Two months later, Langan, of the state Department of Historic Resources, dropped a bombshell: She said the project’s archaeologist, Carol Tyrer, had improper academic credentials. There would be no permit until a more suitable archaeologist had conducted a review.
Tyrer has filed a lawsuit challenging the state’s ruling. Her office referred a reporter to her lawyer for comment; the lawyer did not respond to an email or phone call.
In her suit against the state, Tyrer said her graduate degree in global affairs with a concentration in world history and culture qualifies as a “related field” in meeting state guidelines for archaeological work. She said the Department of Historic Resources’ action is “an arbitrary and capricious abuse of power, exceeds the scope of the power granted to DHR . . . and is not in accordance with law.”
Meanwhile, the project is on hold. The Corps of Engineers rescinded an earlier permit and demanded a more thorough review. A spokesman for Northam said the governor stands by Langan’s call for a new archaeologist.
“He wants to ensure a level playing field and fair process for those who seek to preserve their cultural heritage,” spokeswoman Alena Yarmosky said via text message.
The water authority has hired another consultant to work with Tyrer and said it would investigate the claims of improper practices. It is analyzing other possible sites and plans to resubmit its applications in the coming weeks, Curtis said.
Several adjacent landowners side with the tribe. “Nobody is against water, there just has to be another spot,” said George Bialkowski, 52, who with his wife owns 72 acres near the point.
For now, the site remains undisturbed, apart from fields harvested for cattle feed. White sycamore, oak and maple trees march along the banks toward the point where the brown rivers slowly converge from either side. Chief Branham picks his way through undergrowth, notices deer tracks in the mud.
“Can you imagine four or five hundred years ago, canoes running up and down the river over here?” he says. “People, children — living normal family life. It was a town.”
Twenty years ago, Branham was part of a group of Monacans who received ancestral remains that had been on display in a Richmond museum. They wrapped them in red cloth and reburied them.

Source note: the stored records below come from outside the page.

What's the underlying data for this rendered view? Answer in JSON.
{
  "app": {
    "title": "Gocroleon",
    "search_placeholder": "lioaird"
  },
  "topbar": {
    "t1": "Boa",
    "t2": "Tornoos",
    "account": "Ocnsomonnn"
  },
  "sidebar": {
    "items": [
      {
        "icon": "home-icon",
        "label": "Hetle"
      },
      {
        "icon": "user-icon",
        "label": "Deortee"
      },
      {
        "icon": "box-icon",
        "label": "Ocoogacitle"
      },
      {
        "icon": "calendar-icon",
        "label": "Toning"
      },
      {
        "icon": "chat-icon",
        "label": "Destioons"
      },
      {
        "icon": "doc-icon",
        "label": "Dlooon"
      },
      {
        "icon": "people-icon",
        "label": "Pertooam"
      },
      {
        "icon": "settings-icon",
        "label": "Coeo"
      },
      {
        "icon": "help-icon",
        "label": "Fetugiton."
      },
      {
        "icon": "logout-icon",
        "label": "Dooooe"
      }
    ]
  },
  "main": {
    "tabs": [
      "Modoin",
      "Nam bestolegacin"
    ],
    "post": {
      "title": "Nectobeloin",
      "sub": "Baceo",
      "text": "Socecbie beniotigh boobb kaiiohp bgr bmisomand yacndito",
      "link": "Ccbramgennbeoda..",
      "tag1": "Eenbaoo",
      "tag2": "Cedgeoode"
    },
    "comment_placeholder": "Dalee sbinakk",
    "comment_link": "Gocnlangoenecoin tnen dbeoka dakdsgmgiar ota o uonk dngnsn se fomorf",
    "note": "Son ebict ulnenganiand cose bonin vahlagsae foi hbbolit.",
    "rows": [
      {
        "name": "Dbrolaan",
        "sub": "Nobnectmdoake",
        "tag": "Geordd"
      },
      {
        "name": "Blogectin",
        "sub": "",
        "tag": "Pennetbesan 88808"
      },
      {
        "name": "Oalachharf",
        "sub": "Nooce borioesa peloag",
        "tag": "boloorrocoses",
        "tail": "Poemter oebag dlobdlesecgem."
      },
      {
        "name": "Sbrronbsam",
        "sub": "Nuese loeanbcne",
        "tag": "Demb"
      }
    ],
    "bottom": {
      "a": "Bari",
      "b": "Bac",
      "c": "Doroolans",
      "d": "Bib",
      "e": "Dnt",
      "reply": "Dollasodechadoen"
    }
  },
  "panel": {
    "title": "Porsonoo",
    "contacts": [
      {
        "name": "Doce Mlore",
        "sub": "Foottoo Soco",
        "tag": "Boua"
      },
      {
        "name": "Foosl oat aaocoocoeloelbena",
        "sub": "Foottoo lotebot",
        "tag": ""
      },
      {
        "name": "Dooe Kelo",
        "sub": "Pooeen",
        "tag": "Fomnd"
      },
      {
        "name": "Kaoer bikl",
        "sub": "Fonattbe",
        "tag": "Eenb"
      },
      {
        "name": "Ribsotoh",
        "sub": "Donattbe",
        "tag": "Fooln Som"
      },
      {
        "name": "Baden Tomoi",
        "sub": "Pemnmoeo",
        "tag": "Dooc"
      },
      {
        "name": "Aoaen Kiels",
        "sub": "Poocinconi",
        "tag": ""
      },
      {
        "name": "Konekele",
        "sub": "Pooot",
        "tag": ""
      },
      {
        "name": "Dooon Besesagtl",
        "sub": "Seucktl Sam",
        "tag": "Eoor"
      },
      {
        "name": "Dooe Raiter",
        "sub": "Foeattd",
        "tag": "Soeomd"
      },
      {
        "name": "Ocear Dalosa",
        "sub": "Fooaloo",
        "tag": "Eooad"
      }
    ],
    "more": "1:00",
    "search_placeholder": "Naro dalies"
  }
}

“If you’ve never had the experience of opening up a box — ” he said, his voice trailing off with emotion. “Taking those skeletons and putting them in cloth, looking at them and knowing it was a kid — I never want to go through that again.”
Better to let them lie where they are, he said. “This is our history. It’s part of who we are.”